Wednesday, April 15, 2009

I Am In Love With a 47-Year Old Virgin

If you haven't seen Susan Boyle, either on YouTube or on the CNN.com featured story today, get ye to one of those links. None of the videos on YouTube will let me embed, so you'll have to click to get there.  Now go watch it.  And unless your heart is made of stone, you're likely to tear up like I did.  I've now watched the whole thing twice, and both times I cried and got goose bumps.  I'm a bit of a sucker for stories like this, but still, it's pretty cool.  So go watch so you'll now what I'm talking about. And watch the whole thing.  It's worth it.

Okay, now on to baseball.  As I've mentioned, the season has not started well for the Red Sox.  Oakland should have gone much better, but the Sox found themselves looking to avoid the sweep today before they head back home.  They got the win they needed, and in fairly dramatic fashion, too, since Tim Wakefield had a no-hitter until a Suzuki single with one out in the seventh inning.  I was watching the game on my computer, listening to the NESN feed.  One of my favorite things about potential no-hitters is listening to the way the commentators try to deal with the subject.  Don Orsillo was quite intentionally not saying the words, though he found other ways to say what he wasn't saying.

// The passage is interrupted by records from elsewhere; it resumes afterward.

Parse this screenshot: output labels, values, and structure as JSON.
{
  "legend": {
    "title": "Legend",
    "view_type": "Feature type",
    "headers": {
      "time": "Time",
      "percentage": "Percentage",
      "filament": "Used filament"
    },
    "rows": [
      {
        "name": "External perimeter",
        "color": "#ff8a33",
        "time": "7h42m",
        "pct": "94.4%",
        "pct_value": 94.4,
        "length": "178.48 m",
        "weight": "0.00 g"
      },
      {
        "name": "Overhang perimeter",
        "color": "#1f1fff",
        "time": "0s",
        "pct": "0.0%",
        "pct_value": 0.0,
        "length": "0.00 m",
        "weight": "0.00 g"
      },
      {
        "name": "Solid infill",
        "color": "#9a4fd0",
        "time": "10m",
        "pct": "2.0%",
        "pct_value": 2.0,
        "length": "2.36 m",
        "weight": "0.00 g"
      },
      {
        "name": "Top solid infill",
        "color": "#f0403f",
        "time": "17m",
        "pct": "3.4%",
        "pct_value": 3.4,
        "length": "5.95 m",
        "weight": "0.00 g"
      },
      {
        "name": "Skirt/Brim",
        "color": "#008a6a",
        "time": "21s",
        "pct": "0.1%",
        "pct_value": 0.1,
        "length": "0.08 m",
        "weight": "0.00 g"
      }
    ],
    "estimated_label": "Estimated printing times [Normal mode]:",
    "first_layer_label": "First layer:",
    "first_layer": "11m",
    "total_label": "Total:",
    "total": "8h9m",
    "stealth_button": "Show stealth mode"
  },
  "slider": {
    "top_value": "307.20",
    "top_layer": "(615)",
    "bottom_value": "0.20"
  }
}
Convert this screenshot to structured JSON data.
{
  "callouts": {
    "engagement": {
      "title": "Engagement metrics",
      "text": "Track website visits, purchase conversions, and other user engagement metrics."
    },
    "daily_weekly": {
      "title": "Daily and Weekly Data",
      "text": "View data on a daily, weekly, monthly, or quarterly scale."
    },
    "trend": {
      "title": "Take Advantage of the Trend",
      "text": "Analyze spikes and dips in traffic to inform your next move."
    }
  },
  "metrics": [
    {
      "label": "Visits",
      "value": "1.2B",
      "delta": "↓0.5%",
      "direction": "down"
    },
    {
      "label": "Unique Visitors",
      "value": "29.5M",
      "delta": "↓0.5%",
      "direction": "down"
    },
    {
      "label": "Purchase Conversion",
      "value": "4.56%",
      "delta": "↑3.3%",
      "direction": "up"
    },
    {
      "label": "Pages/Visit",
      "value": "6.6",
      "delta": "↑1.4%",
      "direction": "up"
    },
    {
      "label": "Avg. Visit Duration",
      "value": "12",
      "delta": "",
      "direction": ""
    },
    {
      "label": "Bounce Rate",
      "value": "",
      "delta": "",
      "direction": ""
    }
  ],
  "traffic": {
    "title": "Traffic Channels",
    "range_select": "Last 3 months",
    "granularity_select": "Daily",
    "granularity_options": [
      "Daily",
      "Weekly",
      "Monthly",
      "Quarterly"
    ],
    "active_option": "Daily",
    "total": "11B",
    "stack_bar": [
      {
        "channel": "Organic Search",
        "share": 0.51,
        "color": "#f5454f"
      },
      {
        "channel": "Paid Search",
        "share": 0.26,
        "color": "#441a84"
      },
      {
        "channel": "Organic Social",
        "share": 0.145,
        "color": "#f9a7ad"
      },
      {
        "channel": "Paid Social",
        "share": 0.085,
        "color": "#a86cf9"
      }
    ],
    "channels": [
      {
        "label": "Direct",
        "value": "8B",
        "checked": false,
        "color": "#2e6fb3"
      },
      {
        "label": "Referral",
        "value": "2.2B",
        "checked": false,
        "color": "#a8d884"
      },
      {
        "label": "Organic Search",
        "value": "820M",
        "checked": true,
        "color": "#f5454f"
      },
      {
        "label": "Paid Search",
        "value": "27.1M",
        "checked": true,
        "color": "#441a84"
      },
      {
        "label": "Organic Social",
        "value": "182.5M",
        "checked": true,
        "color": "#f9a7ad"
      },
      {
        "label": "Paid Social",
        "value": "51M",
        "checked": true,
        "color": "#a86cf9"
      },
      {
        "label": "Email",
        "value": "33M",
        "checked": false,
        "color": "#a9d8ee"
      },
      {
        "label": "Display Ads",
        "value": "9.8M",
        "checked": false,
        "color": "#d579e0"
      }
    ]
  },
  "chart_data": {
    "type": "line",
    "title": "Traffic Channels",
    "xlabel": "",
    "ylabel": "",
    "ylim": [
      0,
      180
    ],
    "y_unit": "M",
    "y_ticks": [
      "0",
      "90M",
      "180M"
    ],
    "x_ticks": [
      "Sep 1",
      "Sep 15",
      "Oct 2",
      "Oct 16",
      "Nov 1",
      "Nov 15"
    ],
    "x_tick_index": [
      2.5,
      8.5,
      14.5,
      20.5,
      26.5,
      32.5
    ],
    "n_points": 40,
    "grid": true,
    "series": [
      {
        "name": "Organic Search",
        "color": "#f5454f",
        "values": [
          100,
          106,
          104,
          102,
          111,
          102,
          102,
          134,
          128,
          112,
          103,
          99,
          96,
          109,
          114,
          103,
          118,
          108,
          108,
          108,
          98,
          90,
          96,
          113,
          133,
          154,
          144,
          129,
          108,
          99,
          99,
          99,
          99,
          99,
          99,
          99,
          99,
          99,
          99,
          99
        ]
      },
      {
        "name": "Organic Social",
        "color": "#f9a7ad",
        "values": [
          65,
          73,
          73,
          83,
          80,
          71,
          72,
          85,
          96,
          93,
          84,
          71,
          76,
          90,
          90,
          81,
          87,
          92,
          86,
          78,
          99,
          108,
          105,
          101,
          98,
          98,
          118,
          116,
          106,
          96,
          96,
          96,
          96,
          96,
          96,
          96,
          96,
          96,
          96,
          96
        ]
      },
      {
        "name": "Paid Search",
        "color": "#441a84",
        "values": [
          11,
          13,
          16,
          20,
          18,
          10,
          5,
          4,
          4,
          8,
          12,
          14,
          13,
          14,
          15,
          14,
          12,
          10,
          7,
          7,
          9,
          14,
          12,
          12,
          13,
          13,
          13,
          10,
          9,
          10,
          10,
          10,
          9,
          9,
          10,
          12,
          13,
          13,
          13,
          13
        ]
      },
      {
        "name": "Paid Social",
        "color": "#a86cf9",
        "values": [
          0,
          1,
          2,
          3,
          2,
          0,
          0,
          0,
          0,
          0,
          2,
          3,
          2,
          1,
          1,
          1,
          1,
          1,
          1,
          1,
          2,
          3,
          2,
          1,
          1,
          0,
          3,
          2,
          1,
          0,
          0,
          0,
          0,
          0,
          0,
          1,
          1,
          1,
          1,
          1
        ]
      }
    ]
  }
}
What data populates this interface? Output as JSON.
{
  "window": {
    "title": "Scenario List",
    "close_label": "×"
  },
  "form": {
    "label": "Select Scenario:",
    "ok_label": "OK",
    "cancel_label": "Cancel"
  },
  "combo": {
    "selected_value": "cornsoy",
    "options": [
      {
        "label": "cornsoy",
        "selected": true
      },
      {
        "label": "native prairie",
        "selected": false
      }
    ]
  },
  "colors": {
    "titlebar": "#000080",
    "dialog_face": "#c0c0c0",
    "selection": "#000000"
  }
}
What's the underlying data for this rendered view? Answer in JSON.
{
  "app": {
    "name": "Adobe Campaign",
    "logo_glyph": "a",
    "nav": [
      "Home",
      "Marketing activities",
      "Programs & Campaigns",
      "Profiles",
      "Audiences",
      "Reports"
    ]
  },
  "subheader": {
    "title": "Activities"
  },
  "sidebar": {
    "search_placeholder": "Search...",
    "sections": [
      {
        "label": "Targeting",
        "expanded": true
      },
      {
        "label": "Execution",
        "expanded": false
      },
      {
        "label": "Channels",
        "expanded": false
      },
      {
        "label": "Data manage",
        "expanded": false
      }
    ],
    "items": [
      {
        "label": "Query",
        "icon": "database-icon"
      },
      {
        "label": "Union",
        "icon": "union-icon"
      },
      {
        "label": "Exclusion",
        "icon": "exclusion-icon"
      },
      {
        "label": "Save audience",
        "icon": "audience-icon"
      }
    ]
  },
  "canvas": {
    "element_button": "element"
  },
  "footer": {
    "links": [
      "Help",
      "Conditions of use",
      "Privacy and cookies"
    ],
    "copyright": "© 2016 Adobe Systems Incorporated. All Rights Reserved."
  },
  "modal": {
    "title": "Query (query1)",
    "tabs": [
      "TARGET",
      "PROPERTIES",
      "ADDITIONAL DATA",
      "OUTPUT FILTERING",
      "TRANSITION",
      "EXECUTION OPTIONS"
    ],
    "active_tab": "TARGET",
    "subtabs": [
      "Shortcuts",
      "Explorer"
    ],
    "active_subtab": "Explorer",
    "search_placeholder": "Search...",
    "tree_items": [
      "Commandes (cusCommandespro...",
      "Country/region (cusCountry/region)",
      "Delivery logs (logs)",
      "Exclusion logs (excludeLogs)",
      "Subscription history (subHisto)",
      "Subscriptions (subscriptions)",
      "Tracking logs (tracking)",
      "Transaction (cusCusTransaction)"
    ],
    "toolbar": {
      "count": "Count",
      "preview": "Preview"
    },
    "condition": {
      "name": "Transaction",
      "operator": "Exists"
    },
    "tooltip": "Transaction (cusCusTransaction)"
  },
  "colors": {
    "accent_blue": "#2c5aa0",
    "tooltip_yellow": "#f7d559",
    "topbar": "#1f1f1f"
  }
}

He mentioned more than once the number of consecutive batters Wakefield had retired, and also kept pointing out that the A's only had one baserunner--Suzuki, who reached on a fifth inning Lowell single.  In the seventh inning, Orsillo threw caution to the wind and told us that Wakefield had "gone into the seventh inning without giving up a hit four times in his career."  That was close, but the magic words were not uttered until after the Suzuki single in the eighth.

Orsillo pointed out that the blame could have been placed on the 25-minute wait Wakefield sat through as the Sox scored six runs (all with two outs, incidentally) in the top of the eighth.  Wake came out and walked the first batter, got an out, then gave up the hit.  You like to see the offensive explosion, especially with two outs, because the Sox have been sorely lacking in the "big hit" department so far this season, but after Drew's three-run homer made it 5-0, Sox, I was just praying they would get out of the inning and let Wakefield get back out there.

Regardless, the Sox won the game 8-2, and head back to Boston to take on the Baltimore Orioles.  The season needs to get on track here, so let's hope for at least three of four in this series.

As for the Dodgers, things are good.  I'm currently watching the Giants/Dodgers game, which is in the seventh inning.  Clayton Kershaw started and is still pitching, and has twelve strikeouts. His previous career high was eight.  And this comes after Billingsley's amazing performance on Monday in which he had eleven strikeouts with no walks.  About that game--I really, really can't believe I missed that.  I mentioned before that I would be sad to miss this one, and that turned out to be an incredible understatement.  (And Kershaw just struck out his thirteenth batter of the game!  What an amazing job.) Billingsley pitched brilliantly, Orlando Hudson hit for the cycle, Vin threw out the first pitch, and the Dodgers walloped the Giants.  Great day.

I want to write some about Puerto Rico and my time here for the last month, but I'll save that until the next post, which will likely come tomorrow.  

(Rowand just hit a three-run shot to put the Dodgers down 4-2. Let's hope that in the next post I'll have better things to say about this game.)

1 comment:

Bruce Paine said...

Studies done at the Kinsey Institute for Sex, Gender and Reproduction at Indiana University (currently located about 30 yards to my immediate north across a wonderfully manicured lawn and nestled snugly on the third floor of a castle) have shown that attraction is as strong a product of internal qualities as much as it is outward, physical indicators of sexuality. In their studies, people were given a set of photos and asked to rate the attractiveness of each candidate. They were then made to attend a class with the people for a certain period of time. At the end, the folks were given the pictures again, asked to re-rate the physical appearance, and then evaluate the personality, skills, and intelligence of the individual. The study showed that, upon getting to know people, high opinions of personality and intelligence directly correlated to the appearance rating a person was given (ugly girls got prettier when they were discovered to be intelligent or funny, pretty girls got ugly when they were discovered to be dumb or superficial.) I pose, therefore, that this woman is now prettier to many more people than she was prior to singing.